Joseph Sargent's 1974 original version of the same name was a classic hostage thriller that blessed with Peter Stone's smartly-constructed script filled with authentic New York street vibe, rich characters and an often gripping, race-against-the-clock suspenseful aura. In this bigger-budgeted and glossy re-imagining version, Tony Scott's brash take of that classic material is, not surprisingly, pales by comparison. Gone are the gritty vibe that characterized the original version all the more realistic feeling. Gone also are the brilliant quirkiness that gave the original the extra edge in the first place. Here, everything is replaced with flash-over-substance and likewise, Tony Scott goes overboard as he abuses his trademark of fancy visual tricks cranking up to the eleven.
The heat just keeps on coming for director Tony Scott. Here is another hit from this British-born filmmaker and this time, he collaborates with rising superstar Tom Cruise for the second time since 1986's TOP GUN as well as mega-producers Don Simpson and Jerry Bruckehimer for the third time in DAYS OF THUNDER. As one of the highly-anticipated summer blockbusters of the year, director Tony Scott brings the similar irresistible gimmick they once successfully did for TOP GUN and trades the film from fighter jet to stock car racing.

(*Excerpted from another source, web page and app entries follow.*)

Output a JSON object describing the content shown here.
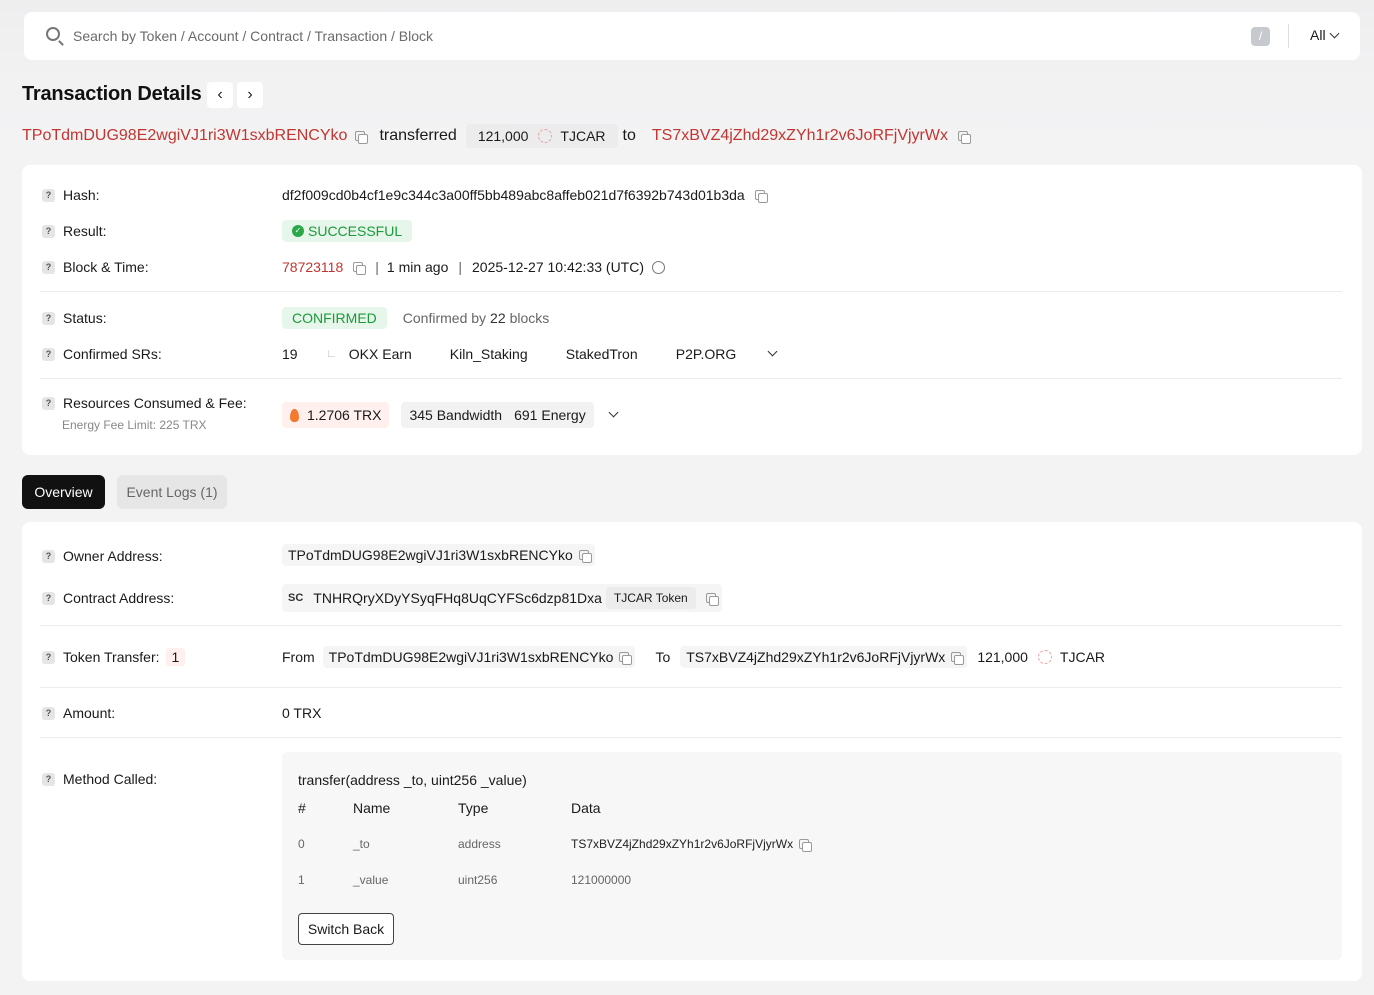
{
  "search": {
    "placeholder": "Search by Token / Account / Contract / Transaction / Block",
    "shortcut": "/",
    "filter": "All"
  },
  "page": {
    "title": "Transaction Details",
    "prev": "‹",
    "next": "›"
  },
  "summary": {
    "from": "TPoTdmDUG98E2wgiVJ1ri3W1sxbRENCYko",
    "verb": "transferred",
    "amount": "121,000",
    "token": "TJCAR",
    "to_word": "to",
    "to": "TS7xBVZ4jZhd29xZYh1r2v6JoRFjVjyrWx"
  },
  "details": {
    "hash_label": "Hash:",
    "hash": "df2f009cd0b4cf1e9c344c3a00ff5bb489abc8affeb021d7f6392b743d01b3da",
    "result_label": "Result:",
    "result": "SUCCESSFUL",
    "block_label": "Block & Time:",
    "block": "78723118",
    "ago": "1 min ago",
    "time": "2025-12-27 10:42:33 (UTC)",
    "status_label": "Status:",
    "status": "CONFIRMED",
    "confirmed_prefix": "Confirmed by",
    "confirmed_count": "22",
    "confirmed_suffix": "blocks",
    "srs_label": "Confirmed SRs:",
    "srs_count": "19",
    "srs": [
      "OKX Earn",
      "Kiln_Staking",
      "StakedTron",
      "P2P.ORG"
    ],
    "resources_label": "Resources Consumed & Fee:",
    "fee_limit": "Energy Fee Limit: 225 TRX",
    "fee": "1.2706 TRX",
    "bandwidth": "345 Bandwidth",
    "energy": "691 Energy"
  },
  "tabs": {
    "overview": "Overview",
    "events": "Event Logs (1)"
  },
  "overview": {
    "owner_label": "Owner Address:",
    "owner": "TPoTdmDUG98E2wgiVJ1ri3W1sxbRENCYko",
    "contract_label": "Contract Address:",
    "sc": "SC",
    "contract": "TNHRQryXDyYSyqFHq8UqCYFSc6dzp81Dxa",
    "contract_tag": "TJCAR Token",
    "transfer_label": "Token Transfer:",
    "transfer_count": "1",
    "from_word": "From",
    "from": "TPoTdmDUG98E2wgiVJ1ri3W1sxbRENCYko",
    "to_word": "To",
    "to": "TS7xBVZ4jZhd29xZYh1r2v6JoRFjVjyrWx",
    "transfer_amount": "121,000",
    "transfer_token": "TJCAR",
    "amount_label": "Amount:",
    "amount": "0 TRX",
    "method_label": "Method Called:",
    "method_sig": "transfer(address _to, uint256 _value)",
    "cols": [
      "#",
      "Name",
      "Type",
      "Data"
    ],
    "rows": [
      {
        "i": "0",
        "name": "_to",
        "type": "address",
        "data": "TS7xBVZ4jZhd29xZYh1r2v6JoRFjVjyrWx"
      },
      {
        "i": "1",
        "name": "_value",
        "type": "uint256",
        "data": "121000000"
      }
    ],
    "switch_back": "Switch Back"
  }
}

Fresh out from the last year's blockbuster smash DIE HARD 2 (1990), phenomenal action superstar Bruce Willis tries out on stepping the shoes of buddy-movie genre. In the tradition of LETHAL WEAPON (1987), THE LAST BOY SCOUT gets pounded with similar treatment of serious exploration in term of hardcore characterizations while given both extension side of main plot and sub plot that clearly avoided the genre-trapping of mindless action movie extravaganza. What makes this movie more interesting is that it was penned by the famed Shane "LETHAL WEAPON" Black (no thanks to his overpriced script), producer Joel Silver and helmed by one of the most commercially-successful Hollywood filmmakers today, who is none others than Tony Scott himself. With such top-notch Hollywood filmmaking crew and a tough lead from Bruce Willis, what's not to like? Still, sadly though, the plot is smacks of retread and its familiar gimmick of LETHAL WEAPON-like storytelling opted for swaggering mannerism than compelling depth whatsoever.
Cinematic demolition derby overruled in this Tony Scott's latest movie as his so-called abstract biopic of the late Domino Harvey, the rebellious and troubled daughter of English actor Laurence Harvey, who made an extraordinary life for herself on the fringes of the crime-ridden Los Angeles as a bounty hunter for hire -- and a word of warning, though: Scott's DOMINO is nothing more than a bulky splash of visual annoyance and distracting stylistic flourishes to a very point that reminds me all over again why I despise his last movie, MAN ON FIRE (2004) so much.
Sunday, 12 May 2013
Oh, so now you wanna play silent treatment with me?
Brimming with enough excitement, wit and engaging character-driven drama, STAR TREK INTO DARKNESS is a summer-movie masterpiece and one of the best sequels ever made in recent years.
Tuesday, 7 May 2013
How come I'm not allow to pair with Vin Diesel in this movie?!
A low budget indie thriller with an interesting concept, but VEHICLE 19 suffers from sluggish pace and short of adrenaline rush.